20 Unique Family Vacations
Travel spots for the unconventional family by Christina Couch
June 25, 2009
Tired of ho-hum beaches and less-than-thrilling children’s museums? These family-friendly vacation spots are weird, wonderful and anything but ordinary. – Christina Couch
21. Foamhenge, Natural Bridge, Virginia
Our kids may not be able to comprehend the true weirdness of an exact replica of mysterious prehistoric stones made out of foam located in rural Virginia, but they’re sure to have a blast at the site’s annual medieval Enchantment Faire. Kicking off September 6th and 7th, this year’s Enchantment Faire will feature costume fairies, a unicorn-themed ring toss, a sheep-throwing competition (thankfully without live animals) and peddlers hawking medieval wares. Get ready to geek out. Admission is $5.
20. A.C. Gilbert’s Discovery Village, Salem, Oregon
World’s largest Erector set: check. Dig for prehistoric mammoth bones: check, Step inside a giant animal cell: check. All in a day’s work in A.C. Gilbert’s stranger-than-strange backyard. Half children’s museum, half playground, Discovery Village is home to the country’s only child-sized grocery store, a room dedicated exclusively to bubble-making, and a room that lets kids freeze and manipulate their own shadows. Admission is $5.75.

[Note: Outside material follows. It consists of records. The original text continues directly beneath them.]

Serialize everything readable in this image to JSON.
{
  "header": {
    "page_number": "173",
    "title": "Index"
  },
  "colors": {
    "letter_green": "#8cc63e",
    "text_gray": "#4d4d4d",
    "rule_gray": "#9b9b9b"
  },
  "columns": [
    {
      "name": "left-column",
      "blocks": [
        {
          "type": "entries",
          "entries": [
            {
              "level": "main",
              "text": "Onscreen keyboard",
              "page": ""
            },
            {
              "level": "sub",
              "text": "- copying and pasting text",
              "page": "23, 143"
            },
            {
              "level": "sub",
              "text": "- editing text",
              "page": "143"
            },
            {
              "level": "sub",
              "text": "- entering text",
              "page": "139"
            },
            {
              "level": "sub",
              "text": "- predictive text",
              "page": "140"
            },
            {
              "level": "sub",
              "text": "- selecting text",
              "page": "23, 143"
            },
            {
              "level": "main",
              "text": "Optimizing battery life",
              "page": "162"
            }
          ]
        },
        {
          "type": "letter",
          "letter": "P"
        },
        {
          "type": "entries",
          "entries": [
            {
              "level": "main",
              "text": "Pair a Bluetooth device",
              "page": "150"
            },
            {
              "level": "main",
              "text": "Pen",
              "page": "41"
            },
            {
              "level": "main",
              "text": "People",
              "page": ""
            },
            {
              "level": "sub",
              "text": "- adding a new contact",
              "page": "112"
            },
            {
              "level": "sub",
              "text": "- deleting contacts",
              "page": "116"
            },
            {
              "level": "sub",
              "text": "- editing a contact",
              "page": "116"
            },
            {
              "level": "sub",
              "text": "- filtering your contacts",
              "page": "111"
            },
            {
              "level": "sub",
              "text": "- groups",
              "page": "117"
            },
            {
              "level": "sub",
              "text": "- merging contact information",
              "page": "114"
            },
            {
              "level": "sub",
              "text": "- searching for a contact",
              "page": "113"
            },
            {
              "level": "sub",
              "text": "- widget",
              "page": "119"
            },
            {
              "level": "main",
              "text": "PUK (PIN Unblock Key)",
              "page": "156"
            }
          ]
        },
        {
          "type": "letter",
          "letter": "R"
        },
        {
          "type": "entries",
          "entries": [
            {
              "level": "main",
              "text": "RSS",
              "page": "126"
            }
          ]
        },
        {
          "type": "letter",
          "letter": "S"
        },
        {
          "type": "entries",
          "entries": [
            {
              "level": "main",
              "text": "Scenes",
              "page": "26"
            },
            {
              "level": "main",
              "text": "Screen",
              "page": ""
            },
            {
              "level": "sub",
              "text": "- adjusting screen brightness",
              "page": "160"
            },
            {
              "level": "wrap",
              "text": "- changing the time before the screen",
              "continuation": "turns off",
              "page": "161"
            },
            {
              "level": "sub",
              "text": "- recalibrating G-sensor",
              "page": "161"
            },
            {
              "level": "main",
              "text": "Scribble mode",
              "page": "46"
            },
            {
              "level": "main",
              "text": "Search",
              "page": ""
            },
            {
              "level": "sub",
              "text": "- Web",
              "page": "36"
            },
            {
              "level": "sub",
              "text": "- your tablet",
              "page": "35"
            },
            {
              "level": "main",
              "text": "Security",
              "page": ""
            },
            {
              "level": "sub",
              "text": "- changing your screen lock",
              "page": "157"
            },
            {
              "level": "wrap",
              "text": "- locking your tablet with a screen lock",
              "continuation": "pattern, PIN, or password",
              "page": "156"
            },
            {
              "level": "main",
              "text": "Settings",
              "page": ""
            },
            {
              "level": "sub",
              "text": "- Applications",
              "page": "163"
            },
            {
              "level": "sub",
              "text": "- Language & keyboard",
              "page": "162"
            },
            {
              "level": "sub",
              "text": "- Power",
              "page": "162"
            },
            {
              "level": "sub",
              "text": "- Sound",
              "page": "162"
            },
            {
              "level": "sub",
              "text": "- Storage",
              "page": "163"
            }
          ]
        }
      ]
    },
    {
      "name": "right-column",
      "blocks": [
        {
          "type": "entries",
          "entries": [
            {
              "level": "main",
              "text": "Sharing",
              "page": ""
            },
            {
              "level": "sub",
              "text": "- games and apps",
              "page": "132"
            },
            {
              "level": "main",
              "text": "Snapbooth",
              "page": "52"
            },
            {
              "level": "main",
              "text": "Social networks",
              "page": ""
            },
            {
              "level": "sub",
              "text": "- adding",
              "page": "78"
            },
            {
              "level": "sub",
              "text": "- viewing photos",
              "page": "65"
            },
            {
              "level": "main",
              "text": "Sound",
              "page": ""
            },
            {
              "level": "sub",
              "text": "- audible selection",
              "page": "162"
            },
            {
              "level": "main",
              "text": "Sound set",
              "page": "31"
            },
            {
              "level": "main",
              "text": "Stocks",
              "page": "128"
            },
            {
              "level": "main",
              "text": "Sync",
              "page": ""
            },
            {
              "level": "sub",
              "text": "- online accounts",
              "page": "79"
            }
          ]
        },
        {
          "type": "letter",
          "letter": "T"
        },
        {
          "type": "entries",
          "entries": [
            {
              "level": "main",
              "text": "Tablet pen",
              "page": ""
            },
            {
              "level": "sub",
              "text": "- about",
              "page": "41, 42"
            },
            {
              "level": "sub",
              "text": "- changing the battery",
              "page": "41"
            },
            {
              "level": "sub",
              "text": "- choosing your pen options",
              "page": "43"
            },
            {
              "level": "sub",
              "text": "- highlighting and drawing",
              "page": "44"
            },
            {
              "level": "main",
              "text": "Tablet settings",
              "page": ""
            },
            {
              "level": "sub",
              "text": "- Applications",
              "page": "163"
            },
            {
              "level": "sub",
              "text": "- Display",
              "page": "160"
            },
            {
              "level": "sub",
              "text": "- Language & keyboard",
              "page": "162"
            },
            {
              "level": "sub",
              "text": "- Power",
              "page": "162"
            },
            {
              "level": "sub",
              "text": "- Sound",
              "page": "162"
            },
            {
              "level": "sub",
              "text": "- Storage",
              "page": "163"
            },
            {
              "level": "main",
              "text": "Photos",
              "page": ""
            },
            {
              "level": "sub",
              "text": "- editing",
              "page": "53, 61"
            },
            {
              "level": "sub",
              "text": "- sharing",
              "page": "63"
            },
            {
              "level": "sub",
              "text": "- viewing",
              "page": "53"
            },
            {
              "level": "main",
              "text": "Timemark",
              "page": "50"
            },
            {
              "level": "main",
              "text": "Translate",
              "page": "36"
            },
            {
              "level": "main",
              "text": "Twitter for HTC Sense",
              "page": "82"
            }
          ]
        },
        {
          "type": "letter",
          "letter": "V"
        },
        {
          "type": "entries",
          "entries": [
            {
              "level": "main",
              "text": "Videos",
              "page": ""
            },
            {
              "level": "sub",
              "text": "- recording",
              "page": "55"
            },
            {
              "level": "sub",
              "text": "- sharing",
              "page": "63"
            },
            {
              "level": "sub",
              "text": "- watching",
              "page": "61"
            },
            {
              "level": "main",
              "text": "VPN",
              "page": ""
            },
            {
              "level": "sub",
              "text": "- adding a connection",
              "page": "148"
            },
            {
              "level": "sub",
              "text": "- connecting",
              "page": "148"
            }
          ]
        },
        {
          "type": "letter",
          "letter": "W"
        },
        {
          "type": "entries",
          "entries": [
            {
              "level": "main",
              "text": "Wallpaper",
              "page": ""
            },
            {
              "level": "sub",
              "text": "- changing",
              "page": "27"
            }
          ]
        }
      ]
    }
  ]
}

19. Rockome Gardens, Arcola, Illinois
Why hit the beach this summer when you can play tic-tac-toe with a live chicken? Located approximately three hours south of Chicago in the heart of Amish country, this children’s park and historical re-enactment town features Ben Franklin impersonators, WWII re-enactments (complete with tanks!) and a horse-powered saw mill children can ride. Tickets are $8 for adults, $4 for kids under twelve.
18. Wizard Quest, Wisconsin Dells
Cynical parents who enter these doors may not be able to keep a straight face. Located in a 13,000-square-foot climbable labyrinth (known in the game as the “Quadrasphere”), Wizard Quest is essentially a 4-D computer game that presents children with questions and riddles (spoken from the lips of dragons of course), the correct answers of which release imprisoned wizards . . . naturally. Packed with secret passages, animatronic sorcerers and a mysterious “Gnome Depot” (no idea what happens there), Wizard Quest will be equally enjoyable for kids and snarky adults. Tickets are $13 for adults, $11 for kids.
17. RoboWorld, Carnegie Science Center, Pittsburgh, Pennsylvania
Prepare your human offspring for the robot revolution by showing them the largest permanent robot-themed exhibit in the world. Led by Andy, a socially interactive “Robo-Thespian,” RoboWorld features hockeybots, artificial intelligence bots, lunar rovers, computerized foosball tables, service bots and mechanical men that create art. Kids will have the chance to play b-ball against a robot. Parents will learn how close we are to a machine takeover. Tickets are $14.
16. City Museum, St. Louis
A fantasy come true for adventurous kids, a nightmare for overprotective parents, City Museum is half novelty museum (featuring oddities such as the world’s oldest corn dog and the world’s largest pair of underwear), half dream playground. With hands-on attractions including walls with secret passageways, an indoor skateless skate park where kids swing from ramp to ramp with overhead ropes, an outdoor playground comprised of mesh wire tubes suspended twenty-five feet in the air, and a bar for stressed-out parents, City Museum is both totally awesome and completely terrifying. On weekend nights after ten, City Museum shuts off the lights and hands out flashlights. Kids and adults can climb around suspended cave-like structures in the dark until 1 a.m. Admission is $12, $10 after 5 p.m. on weekends.